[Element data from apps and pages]
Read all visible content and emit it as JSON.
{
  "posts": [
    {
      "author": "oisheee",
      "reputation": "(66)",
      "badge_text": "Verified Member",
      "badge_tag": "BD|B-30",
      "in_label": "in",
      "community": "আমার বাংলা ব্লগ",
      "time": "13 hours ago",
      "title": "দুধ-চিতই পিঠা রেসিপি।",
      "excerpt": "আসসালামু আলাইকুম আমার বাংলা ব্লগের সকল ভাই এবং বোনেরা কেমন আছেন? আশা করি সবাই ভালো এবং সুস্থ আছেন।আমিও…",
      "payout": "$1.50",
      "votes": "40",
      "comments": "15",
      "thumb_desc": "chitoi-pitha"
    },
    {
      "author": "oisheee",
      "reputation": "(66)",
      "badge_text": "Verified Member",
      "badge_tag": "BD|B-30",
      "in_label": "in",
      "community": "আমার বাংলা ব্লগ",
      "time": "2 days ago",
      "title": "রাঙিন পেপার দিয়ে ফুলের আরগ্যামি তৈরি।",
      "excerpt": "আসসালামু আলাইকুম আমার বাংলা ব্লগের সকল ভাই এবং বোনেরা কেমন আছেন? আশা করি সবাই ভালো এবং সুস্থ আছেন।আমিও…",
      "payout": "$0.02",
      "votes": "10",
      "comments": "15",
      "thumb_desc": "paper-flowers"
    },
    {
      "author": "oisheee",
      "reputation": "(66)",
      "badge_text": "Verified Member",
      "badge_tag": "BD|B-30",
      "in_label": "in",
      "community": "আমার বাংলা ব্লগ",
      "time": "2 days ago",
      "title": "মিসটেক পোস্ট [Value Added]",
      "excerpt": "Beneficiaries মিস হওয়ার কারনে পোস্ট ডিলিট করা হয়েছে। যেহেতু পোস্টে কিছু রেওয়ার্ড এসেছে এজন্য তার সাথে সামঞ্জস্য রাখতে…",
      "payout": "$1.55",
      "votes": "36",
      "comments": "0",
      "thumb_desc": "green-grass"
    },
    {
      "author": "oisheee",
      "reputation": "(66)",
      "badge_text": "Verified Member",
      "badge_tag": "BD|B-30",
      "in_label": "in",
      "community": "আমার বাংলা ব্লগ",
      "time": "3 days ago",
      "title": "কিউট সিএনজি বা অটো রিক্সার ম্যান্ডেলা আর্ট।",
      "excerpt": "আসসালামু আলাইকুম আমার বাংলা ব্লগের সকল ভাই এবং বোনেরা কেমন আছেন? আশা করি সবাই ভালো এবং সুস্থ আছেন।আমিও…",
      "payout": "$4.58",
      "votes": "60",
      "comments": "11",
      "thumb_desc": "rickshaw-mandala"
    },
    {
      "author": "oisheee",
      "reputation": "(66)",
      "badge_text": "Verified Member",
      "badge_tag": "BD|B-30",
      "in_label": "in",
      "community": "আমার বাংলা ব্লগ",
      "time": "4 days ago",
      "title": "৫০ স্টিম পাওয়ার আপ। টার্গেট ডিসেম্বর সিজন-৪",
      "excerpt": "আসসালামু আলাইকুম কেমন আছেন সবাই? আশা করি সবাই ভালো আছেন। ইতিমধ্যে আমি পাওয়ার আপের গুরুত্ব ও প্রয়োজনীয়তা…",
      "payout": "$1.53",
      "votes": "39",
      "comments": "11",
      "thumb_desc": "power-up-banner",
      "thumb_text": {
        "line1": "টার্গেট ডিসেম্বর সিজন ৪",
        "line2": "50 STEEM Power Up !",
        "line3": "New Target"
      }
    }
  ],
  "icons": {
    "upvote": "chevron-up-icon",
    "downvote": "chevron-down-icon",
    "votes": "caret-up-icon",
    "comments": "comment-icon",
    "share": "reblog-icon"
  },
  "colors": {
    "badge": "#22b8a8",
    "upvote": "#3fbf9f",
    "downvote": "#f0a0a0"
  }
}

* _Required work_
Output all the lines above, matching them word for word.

* _Exercise output_
Read all visible content and emit it as JSON.
{
  "posts": [
    {
      "author": "oisheee",
      "reputation": "(66)",
      "badge_text": "Verified Member",
      "badge_tag": "BD|B-30",
      "in_label": "in",
      "community": "আমার বাংলা ব্লগ",
      "time": "13 hours ago",
      "title": "দুধ-চিতই পিঠা রেসিপি।",
      "excerpt": "আসসালামু আলাইকুম আমার বাংলা ব্লগের সকল ভাই এবং বোনেরা কেমন আছেন? আশা করি সবাই ভালো এবং সুস্থ আছেন।আমিও…",
      "payout": "$1.50",
      "votes": "40",
      "comments": "15",
      "thumb_desc": "chitoi-pitha"
    },
    {
      "author": "oisheee",
      "reputation": "(66)",
      "badge_text": "Verified Member",
      "badge_tag": "BD|B-30",
      "in_label": "in",
      "community": "আমার বাংলা ব্লগ",
      "time": "2 days ago",
      "title": "রাঙিন পেপার দিয়ে ফুলের আরগ্যামি তৈরি।",
      "excerpt": "আসসালামু আলাইকুম আমার বাংলা ব্লগের সকল ভাই এবং বোনেরা কেমন আছেন? আশা করি সবাই ভালো এবং সুস্থ আছেন।আমিও…",
      "payout": "$0.02",
      "votes": "10",
      "comments": "15",
      "thumb_desc": "paper-flowers"
    },
    {
      "author": "oisheee",
      "reputation": "(66)",
      "badge_text": "Verified Member",
      "badge_tag": "BD|B-30",
      "in_label": "in",
      "community": "আমার বাংলা ব্লগ",
      "time": "2 days ago",
      "title": "মিসটেক পোস্ট [Value Added]",
      "excerpt": "Beneficiaries মিস হওয়ার কারনে পোস্ট ডিলিট করা হয়েছে। যেহেতু পোস্টে কিছু রেওয়ার্ড এসেছে এজন্য তার সাথে সামঞ্জস্য রাখতে…",
      "payout": "$1.55",
      "votes": "36",
      "comments": "0",
      "thumb_desc": "green-grass"
    },
    {
      "author": "oisheee",
      "reputation": "(66)",
      "badge_text": "Verified Member",
      "badge_tag": "BD|B-30",
      "in_label": "in",
      "community": "আমার বাংলা ব্লগ",
      "time": "3 days ago",
      "title": "কিউট সিএনজি বা অটো রিক্সার ম্যান্ডেলা আর্ট।",
      "excerpt": "আসসালামু আলাইকুম আমার বাংলা ব্লগের সকল ভাই এবং বোনেরা কেমন আছেন? আশা করি সবাই ভালো এবং সুস্থ আছেন।আমিও…",
      "payout": "$4.58",
      "votes": "60",
      "comments": "11",
      "thumb_desc": "rickshaw-mandala"
    },
    {
      "author": "oisheee",
      "reputation": "(66)",
      "badge_text": "Verified Member",
      "badge_tag": "BD|B-30",
      "in_label": "in",
      "community": "আমার বাংলা ব্লগ",
      "time": "4 days ago",
      "title": "৫০ স্টিম পাওয়ার আপ। টার্গেট ডিসেম্বর সিজন-৪",
      "excerpt": "আসসালামু আলাইকুম কেমন আছেন সবাই? আশা করি সবাই ভালো আছেন। ইতিমধ্যে আমি পাওয়ার আপের গুরুত্ব ও প্রয়োজনীয়তা…",
      "payout": "$1.53",
      "votes": "39",
      "comments": "11",
      "thumb_desc": "power-up-banner",
      "thumb_text": {
        "line1": "টার্গেট ডিসেম্বর সিজন ৪",
        "line2": "50 STEEM Power Up !",
        "line3": "New Target"
      }
    }
  ],
  "icons": {
    "upvote": "chevron-up-icon",
    "downvote": "chevron-down-icon",
    "votes": "caret-up-icon",
    "comments": "comment-icon",
    "share": "reblog-icon"
  },
  "colors": {
    "badge": "#22b8a8",
    "upvote": "#3fbf9f",
    "downvote": "#f0a0a0"
  }
}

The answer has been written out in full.